UNLESS YOU’RE CHANGING the color of your wooden furniture, stains typically aren’t good news, and they’re especially unwelcome on our teeth. Not much will mar the excitement of Braces Off Day like stains around where the brackets used to be. What causes stains on our teeth and how can we avoid it in orthodontics — specifically, while the braces are on?
How Do Teeth Become Stained?
It’s important to know that post-braces stains are not inevitable, and that it isn’t the braces themselves that stain the teeth. The reason braces stains are fairly common is that they make it harder to brush away plaque. There are so many little extra nooks and crannies where food particles and bacteria can hide that are difficult to reach with a toothbrush.

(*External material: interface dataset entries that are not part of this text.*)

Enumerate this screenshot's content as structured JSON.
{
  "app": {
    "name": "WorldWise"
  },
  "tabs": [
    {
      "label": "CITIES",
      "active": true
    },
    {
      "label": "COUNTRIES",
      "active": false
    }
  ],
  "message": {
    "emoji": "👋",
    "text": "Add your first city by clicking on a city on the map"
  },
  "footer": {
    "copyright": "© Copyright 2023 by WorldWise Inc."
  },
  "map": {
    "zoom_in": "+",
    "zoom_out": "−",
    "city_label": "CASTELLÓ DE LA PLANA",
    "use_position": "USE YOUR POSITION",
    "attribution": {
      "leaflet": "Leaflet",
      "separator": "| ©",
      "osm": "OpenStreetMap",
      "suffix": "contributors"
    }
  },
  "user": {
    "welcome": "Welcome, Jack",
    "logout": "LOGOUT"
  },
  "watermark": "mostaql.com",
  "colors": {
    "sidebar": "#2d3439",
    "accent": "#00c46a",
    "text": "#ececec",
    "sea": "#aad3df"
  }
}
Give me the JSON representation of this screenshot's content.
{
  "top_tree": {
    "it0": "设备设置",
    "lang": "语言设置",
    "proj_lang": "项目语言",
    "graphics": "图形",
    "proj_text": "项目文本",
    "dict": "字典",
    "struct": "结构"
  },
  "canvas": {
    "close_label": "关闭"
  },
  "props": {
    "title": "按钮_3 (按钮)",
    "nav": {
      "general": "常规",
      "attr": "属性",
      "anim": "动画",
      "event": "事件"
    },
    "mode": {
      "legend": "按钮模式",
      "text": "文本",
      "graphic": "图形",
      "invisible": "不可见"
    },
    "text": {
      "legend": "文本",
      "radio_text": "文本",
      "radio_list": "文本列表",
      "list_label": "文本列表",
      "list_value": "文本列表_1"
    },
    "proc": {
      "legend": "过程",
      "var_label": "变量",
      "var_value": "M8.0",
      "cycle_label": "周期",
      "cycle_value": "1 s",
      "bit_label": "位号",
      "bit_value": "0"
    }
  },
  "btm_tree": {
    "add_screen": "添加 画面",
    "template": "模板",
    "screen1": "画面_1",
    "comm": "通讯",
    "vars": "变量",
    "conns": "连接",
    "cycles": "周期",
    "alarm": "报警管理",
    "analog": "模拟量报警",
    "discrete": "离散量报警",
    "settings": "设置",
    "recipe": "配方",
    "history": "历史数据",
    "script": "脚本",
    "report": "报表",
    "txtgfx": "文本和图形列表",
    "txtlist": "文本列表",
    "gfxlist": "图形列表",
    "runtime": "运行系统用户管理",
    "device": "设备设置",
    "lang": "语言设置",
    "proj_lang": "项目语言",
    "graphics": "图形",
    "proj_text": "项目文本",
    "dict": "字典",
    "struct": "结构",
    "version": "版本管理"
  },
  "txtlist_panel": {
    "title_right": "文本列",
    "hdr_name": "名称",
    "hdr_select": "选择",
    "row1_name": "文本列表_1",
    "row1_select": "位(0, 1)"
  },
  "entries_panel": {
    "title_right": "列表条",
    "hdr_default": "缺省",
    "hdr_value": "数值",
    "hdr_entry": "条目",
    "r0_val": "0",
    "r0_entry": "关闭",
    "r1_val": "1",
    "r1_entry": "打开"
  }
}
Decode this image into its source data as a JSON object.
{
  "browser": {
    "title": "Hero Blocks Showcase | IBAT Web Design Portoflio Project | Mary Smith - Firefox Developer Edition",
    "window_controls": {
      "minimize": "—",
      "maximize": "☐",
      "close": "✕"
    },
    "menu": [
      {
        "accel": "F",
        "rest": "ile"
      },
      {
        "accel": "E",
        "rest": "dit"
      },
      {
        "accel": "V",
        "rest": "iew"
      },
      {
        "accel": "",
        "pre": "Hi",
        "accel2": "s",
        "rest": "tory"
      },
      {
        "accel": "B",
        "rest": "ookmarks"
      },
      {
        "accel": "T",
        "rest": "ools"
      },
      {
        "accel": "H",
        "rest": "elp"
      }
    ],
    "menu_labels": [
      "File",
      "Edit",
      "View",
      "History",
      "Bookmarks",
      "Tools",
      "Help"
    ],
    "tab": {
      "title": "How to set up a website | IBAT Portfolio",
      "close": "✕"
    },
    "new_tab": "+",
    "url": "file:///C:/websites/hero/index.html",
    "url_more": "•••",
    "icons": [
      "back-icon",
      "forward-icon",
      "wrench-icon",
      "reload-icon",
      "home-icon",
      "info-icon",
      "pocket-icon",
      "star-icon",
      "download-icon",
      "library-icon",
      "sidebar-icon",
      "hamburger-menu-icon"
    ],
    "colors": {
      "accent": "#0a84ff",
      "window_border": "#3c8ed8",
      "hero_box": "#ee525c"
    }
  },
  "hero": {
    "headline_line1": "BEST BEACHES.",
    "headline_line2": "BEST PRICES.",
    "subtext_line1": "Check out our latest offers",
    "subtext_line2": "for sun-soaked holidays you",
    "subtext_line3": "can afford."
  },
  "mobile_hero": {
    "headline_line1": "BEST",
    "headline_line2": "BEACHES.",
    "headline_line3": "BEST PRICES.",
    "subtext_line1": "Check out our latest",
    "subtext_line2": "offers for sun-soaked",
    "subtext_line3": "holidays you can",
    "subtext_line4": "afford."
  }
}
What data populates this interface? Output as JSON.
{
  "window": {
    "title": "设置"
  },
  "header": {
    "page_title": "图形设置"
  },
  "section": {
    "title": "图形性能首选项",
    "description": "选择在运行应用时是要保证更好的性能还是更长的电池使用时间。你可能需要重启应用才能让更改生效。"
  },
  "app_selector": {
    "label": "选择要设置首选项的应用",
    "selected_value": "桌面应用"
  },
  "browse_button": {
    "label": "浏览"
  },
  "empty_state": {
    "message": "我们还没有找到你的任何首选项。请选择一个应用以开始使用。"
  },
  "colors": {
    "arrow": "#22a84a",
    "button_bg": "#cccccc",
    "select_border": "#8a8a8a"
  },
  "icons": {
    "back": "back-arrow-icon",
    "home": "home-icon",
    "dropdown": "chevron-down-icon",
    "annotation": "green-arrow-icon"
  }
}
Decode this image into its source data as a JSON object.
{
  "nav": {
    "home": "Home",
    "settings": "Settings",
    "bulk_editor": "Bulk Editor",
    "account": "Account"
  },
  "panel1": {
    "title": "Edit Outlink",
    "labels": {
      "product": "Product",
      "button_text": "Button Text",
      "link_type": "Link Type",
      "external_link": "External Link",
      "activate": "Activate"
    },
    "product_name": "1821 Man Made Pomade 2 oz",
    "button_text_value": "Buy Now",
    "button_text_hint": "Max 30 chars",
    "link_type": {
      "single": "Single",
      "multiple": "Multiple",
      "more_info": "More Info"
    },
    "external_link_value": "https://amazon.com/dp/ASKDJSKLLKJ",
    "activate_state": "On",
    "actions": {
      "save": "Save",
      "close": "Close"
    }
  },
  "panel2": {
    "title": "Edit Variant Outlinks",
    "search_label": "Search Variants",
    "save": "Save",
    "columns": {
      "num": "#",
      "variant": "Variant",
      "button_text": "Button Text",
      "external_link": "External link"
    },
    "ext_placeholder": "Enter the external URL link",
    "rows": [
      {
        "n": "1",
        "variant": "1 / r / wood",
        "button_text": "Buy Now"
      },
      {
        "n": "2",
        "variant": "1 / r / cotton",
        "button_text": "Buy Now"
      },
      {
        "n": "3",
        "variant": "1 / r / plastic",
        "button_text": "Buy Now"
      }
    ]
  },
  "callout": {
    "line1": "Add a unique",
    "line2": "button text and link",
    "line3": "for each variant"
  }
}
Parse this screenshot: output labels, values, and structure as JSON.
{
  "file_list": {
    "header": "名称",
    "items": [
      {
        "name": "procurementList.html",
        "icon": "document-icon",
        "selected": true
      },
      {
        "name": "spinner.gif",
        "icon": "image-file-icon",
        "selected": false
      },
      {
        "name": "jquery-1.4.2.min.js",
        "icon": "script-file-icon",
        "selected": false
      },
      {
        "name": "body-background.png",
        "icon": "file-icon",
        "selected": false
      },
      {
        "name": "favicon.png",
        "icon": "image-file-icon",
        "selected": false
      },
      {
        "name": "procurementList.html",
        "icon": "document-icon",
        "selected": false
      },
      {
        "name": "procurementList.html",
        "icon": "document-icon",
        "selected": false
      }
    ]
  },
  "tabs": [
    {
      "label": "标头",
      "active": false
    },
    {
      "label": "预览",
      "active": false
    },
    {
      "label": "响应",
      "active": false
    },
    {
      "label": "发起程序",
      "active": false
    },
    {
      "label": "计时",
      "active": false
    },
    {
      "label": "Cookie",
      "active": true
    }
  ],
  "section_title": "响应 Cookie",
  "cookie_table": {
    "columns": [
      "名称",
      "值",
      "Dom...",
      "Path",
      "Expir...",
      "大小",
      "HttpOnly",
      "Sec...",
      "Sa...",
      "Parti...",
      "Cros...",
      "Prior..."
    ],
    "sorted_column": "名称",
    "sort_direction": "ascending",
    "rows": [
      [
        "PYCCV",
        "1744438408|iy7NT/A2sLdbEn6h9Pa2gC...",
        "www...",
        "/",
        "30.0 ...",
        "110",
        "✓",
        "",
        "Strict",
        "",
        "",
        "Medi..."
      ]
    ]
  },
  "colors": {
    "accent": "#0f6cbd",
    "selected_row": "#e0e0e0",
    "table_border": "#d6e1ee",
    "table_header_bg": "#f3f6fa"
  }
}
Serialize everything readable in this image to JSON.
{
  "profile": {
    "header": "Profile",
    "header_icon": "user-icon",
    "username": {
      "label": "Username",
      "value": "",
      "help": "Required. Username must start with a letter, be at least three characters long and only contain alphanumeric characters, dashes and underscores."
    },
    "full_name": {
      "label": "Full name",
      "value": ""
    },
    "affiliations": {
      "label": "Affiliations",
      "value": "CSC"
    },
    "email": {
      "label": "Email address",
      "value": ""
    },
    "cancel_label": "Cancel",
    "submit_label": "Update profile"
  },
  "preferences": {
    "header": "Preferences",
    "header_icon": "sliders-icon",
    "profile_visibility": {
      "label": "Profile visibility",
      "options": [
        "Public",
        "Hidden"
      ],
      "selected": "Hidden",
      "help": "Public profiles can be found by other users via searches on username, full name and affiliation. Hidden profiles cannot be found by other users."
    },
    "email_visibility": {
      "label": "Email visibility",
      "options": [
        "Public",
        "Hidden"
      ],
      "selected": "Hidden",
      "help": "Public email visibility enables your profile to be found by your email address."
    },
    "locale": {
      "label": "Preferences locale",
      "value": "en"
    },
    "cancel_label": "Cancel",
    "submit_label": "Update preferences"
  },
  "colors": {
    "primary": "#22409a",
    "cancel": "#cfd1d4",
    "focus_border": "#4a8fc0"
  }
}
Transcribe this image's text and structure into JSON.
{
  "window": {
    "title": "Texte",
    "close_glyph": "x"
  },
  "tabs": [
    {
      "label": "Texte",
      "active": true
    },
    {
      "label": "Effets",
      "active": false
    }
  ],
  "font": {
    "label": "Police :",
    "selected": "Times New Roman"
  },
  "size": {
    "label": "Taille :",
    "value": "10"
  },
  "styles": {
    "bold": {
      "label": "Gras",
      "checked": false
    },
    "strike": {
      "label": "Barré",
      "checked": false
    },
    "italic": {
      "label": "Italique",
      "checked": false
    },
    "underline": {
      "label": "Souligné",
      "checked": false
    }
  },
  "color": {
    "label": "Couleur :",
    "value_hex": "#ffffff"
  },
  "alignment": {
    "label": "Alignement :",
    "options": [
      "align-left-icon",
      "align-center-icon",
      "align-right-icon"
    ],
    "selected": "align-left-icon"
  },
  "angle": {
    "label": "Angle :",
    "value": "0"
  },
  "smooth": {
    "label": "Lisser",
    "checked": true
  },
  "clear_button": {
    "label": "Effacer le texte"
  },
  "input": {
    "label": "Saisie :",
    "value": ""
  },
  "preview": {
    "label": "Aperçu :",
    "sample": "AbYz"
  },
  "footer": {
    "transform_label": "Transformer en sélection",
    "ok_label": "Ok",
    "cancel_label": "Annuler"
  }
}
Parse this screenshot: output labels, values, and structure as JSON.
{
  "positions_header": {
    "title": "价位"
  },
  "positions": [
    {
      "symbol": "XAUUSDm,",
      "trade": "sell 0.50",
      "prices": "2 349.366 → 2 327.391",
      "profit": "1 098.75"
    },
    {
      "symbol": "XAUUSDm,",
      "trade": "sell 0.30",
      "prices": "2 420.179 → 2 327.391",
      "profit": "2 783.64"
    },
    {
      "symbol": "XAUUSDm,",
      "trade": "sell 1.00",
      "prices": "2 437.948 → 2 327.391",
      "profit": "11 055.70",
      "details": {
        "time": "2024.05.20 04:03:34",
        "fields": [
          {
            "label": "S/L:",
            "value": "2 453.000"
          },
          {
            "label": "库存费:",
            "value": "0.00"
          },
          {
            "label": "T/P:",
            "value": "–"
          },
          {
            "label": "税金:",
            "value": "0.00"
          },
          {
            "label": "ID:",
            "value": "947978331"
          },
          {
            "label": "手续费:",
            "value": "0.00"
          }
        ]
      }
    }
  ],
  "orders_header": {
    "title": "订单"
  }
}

If plaque isn’t cleaned away, it can leave decalcified patches around the brackets. That means when the braces come off, the tooth surface where the brackets were is still the same color as before but it’s now surrounded by tooth surface with a bleached appearance. Plaque buildup also increases the risk of gum disease and tooth decay during orthodontic treatment.
Keeping Your Teeth Free of Stains
A good oral hygiene routine is the best defense against white spots and other stains. That means brushing thoroughly at least twice a day, flossing at least once a day, and keeping up with regular dental appointments. The hygienist will be able to clean away plaque and tartar that you couldn’t reach.
It also helps to avoid foods and drinks notorious for leaving stains, such as highly acidic drinks (like soda), coffee, dark teas, sugary treats like cookies and candy, and starchy snacks like chips. Each of these can either stain the teeth directly with the compounds they contain or they can stick to the teeth and contribute to the buildup of plaque.
Tobacco and alcohol are also big stain culprits that are worse for braces-wearers because the areas with brackets won’t be affected. We recommend steering clear, especially while the braces are on.
What Can Be Done About Stains?
It’s better to avoid post-braces stains if possible, but in case there is some discoloration, there are ways of treating it. We may not recommend immediate whitening treatments simply because some stains grow less prominent over time on their own. If they are still visible after a few months, over-the-counter whitening products or professional whitening sessions with a cosmetic dentist can produce a more uniform smile.
Bring Us Your Stain Concerns!
If you still have any questions about preventing stains during or removing stains after orthodontic treatment, we’d be happy to answer them. We want all of our patients to have the stain-free straight-smile outcome they’re hoping for!